> **REQUIRED WORK**
The records below must be copied in full, exactly as they read.

> **DATA TO EXAMINE**
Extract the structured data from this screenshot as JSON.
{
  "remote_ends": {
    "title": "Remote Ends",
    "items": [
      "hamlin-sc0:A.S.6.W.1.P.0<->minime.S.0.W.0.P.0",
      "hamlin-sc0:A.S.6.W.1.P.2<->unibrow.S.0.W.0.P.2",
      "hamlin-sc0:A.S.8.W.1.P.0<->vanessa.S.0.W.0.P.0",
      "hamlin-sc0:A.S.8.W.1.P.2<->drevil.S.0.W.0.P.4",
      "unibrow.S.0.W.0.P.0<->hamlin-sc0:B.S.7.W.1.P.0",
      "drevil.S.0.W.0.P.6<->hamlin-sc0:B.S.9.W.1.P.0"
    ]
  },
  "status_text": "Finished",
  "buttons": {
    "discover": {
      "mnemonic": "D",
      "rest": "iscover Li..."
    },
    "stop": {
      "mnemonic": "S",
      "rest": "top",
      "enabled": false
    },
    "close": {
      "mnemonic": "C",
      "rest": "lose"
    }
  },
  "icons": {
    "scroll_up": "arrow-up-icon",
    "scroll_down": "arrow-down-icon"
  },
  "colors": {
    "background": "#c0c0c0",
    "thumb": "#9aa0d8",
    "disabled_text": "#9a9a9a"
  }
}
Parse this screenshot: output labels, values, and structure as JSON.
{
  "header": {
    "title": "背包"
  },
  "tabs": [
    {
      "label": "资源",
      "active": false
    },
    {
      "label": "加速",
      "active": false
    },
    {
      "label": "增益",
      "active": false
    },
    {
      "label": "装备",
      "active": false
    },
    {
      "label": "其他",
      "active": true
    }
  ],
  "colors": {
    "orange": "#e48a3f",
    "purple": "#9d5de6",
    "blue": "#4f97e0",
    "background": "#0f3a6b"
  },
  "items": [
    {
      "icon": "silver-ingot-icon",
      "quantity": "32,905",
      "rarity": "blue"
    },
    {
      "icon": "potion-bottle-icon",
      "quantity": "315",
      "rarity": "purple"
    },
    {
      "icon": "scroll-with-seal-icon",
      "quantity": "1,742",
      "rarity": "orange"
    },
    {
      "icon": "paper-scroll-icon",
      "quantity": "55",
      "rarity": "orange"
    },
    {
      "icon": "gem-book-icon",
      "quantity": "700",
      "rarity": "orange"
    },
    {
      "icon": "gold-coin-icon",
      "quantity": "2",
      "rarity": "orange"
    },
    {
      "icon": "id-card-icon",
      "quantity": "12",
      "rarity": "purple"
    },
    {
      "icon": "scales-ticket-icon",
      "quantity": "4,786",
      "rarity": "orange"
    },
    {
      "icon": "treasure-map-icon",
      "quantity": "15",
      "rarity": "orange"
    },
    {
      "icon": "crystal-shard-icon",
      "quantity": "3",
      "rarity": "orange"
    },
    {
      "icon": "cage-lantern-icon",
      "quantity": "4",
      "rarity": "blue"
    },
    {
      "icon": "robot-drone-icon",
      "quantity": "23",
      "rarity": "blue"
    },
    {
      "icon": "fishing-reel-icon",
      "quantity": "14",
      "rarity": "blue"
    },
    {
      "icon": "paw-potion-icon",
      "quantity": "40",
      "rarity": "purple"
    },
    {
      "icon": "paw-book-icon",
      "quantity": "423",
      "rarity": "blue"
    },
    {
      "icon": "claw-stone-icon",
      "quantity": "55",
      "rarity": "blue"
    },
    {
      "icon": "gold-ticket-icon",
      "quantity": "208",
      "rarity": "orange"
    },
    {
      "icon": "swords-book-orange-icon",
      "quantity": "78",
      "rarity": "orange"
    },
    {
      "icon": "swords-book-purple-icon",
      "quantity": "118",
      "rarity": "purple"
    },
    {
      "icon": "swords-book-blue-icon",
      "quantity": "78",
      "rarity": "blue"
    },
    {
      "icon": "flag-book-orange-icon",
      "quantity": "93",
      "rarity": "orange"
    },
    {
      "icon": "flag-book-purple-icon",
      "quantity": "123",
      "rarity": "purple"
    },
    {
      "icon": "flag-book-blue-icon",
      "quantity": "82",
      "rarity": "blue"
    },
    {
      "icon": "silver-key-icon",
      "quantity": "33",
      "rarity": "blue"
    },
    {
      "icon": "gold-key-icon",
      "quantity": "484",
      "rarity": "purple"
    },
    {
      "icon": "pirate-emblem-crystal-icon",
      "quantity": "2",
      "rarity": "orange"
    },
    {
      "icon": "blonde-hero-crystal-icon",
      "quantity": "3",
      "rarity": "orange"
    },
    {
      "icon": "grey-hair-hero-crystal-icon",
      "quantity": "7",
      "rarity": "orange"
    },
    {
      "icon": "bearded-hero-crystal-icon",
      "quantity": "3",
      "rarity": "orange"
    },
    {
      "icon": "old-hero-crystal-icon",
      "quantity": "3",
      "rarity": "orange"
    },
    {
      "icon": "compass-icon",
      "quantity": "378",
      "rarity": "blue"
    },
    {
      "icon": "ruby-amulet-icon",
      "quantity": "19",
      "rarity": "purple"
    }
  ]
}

> **TASK ANSWER**
Extract the structured data from this screenshot as JSON.
{
  "remote_ends": {
    "title": "Remote Ends",
    "items": [
      "hamlin-sc0:A.S.6.W.1.P.0<->minime.S.0.W.0.P.0",
      "hamlin-sc0:A.S.6.W.1.P.2<->unibrow.S.0.W.0.P.2",
      "hamlin-sc0:A.S.8.W.1.P.0<->vanessa.S.0.W.0.P.0",
      "hamlin-sc0:A.S.8.W.1.P.2<->drevil.S.0.W.0.P.4",
      "unibrow.S.0.W.0.P.0<->hamlin-sc0:B.S.7.W.1.P.0",
      "drevil.S.0.W.0.P.6<->hamlin-sc0:B.S.9.W.1.P.0"
    ]
  },
  "status_text": "Finished",
  "buttons": {
    "discover": {
      "mnemonic": "D",
      "rest": "iscover Li..."
    },
    "stop": {
      "mnemonic": "S",
      "rest": "top",
      "enabled": false
    },
    "close": {
      "mnemonic": "C",
      "rest": "lose"
    }
  },
  "icons": {
    "scroll_up": "arrow-up-icon",
    "scroll_down": "arrow-down-icon"
  },
  "colors": {
    "background": "#c0c0c0",
    "thumb": "#9aa0d8",
    "disabled_text": "#9a9a9a"
  }
}
Parse this screenshot: output labels, values, and structure as JSON.
{
  "header": {
    "title": "背包"
  },
  "tabs": [
    {
      "label": "资源",
      "active": false
    },
    {
      "label": "加速",
      "active": false
    },
    {
      "label": "增益",
      "active": false
    },
    {
      "label": "装备",
      "active": false
    },
    {
      "label": "其他",
      "active": true
    }
  ],
  "colors": {
    "orange": "#e48a3f",
    "purple": "#9d5de6",
    "blue": "#4f97e0",
    "background": "#0f3a6b"
  },
  "items": [
    {
      "icon": "silver-ingot-icon",
      "quantity": "32,905",
      "rarity": "blue"
    },
    {
      "icon": "potion-bottle-icon",
      "quantity": "315",
      "rarity": "purple"
    },
    {
      "icon": "scroll-with-seal-icon",
      "quantity": "1,742",
      "rarity": "orange"
    },
    {
      "icon": "paper-scroll-icon",
      "quantity": "55",
      "rarity": "orange"
    },
    {
      "icon": "gem-book-icon",
      "quantity": "700",
      "rarity": "orange"
    },
    {
      "icon": "gold-coin-icon",
      "quantity": "2",
      "rarity": "orange"
    },
    {
      "icon": "id-card-icon",
      "quantity": "12",
      "rarity": "purple"
    },
    {
      "icon": "scales-ticket-icon",
      "quantity": "4,786",
      "rarity": "orange"
    },
    {
      "icon": "treasure-map-icon",
      "quantity": "15",
      "rarity": "orange"
    },
    {
      "icon": "crystal-shard-icon",
      "quantity": "3",
      "rarity": "orange"
    },
    {
      "icon": "cage-lantern-icon",
      "quantity": "4",
      "rarity": "blue"
    },
    {
      "icon": "robot-drone-icon",
      "quantity": "23",
      "rarity": "blue"
    },
    {
      "icon": "fishing-reel-icon",
      "quantity": "14",
      "rarity": "blue"
    },
    {
      "icon": "paw-potion-icon",
      "quantity": "40",
      "rarity": "purple"
    },
    {
      "icon": "paw-book-icon",
      "quantity": "423",
      "rarity": "blue"
    },
    {
      "icon": "claw-stone-icon",
      "quantity": "55",
      "rarity": "blue"
    },
    {
      "icon": "gold-ticket-icon",
      "quantity": "208",
      "rarity": "orange"
    },
    {
      "icon": "swords-book-orange-icon",
      "quantity": "78",
      "rarity": "orange"
    },
    {
      "icon": "swords-book-purple-icon",
      "quantity": "118",
      "rarity": "purple"
    },
    {
      "icon": "swords-book-blue-icon",
      "quantity": "78",
      "rarity": "blue"
    },
    {
      "icon": "flag-book-orange-icon",
      "quantity": "93",
      "rarity": "orange"
    },
    {
      "icon": "flag-book-purple-icon",
      "quantity": "123",
      "rarity": "purple"
    },
    {
      "icon": "flag-book-blue-icon",
      "quantity": "82",
      "rarity": "blue"
    },
    {
      "icon": "silver-key-icon",
      "quantity": "33",
      "rarity": "blue"
    },
    {
      "icon": "gold-key-icon",
      "quantity": "484",
      "rarity": "purple"
    },
    {
      "icon": "pirate-emblem-crystal-icon",
      "quantity": "2",
      "rarity": "orange"
    },
    {
      "icon": "blonde-hero-crystal-icon",
      "quantity": "3",
      "rarity": "orange"
    },
    {
      "icon": "grey-hair-hero-crystal-icon",
      "quantity": "7",
      "rarity": "orange"
    },
    {
      "icon": "bearded-hero-crystal-icon",
      "quantity": "3",
      "rarity": "orange"
    },
    {
      "icon": "old-hero-crystal-icon",
      "quantity": "3",
      "rarity": "orange"
    },
    {
      "icon": "compass-icon",
      "quantity": "378",
      "rarity": "blue"
    },
    {
      "icon": "ruby-amulet-icon",
      "quantity": "19",
      "rarity": "purple"
    }
  ]
}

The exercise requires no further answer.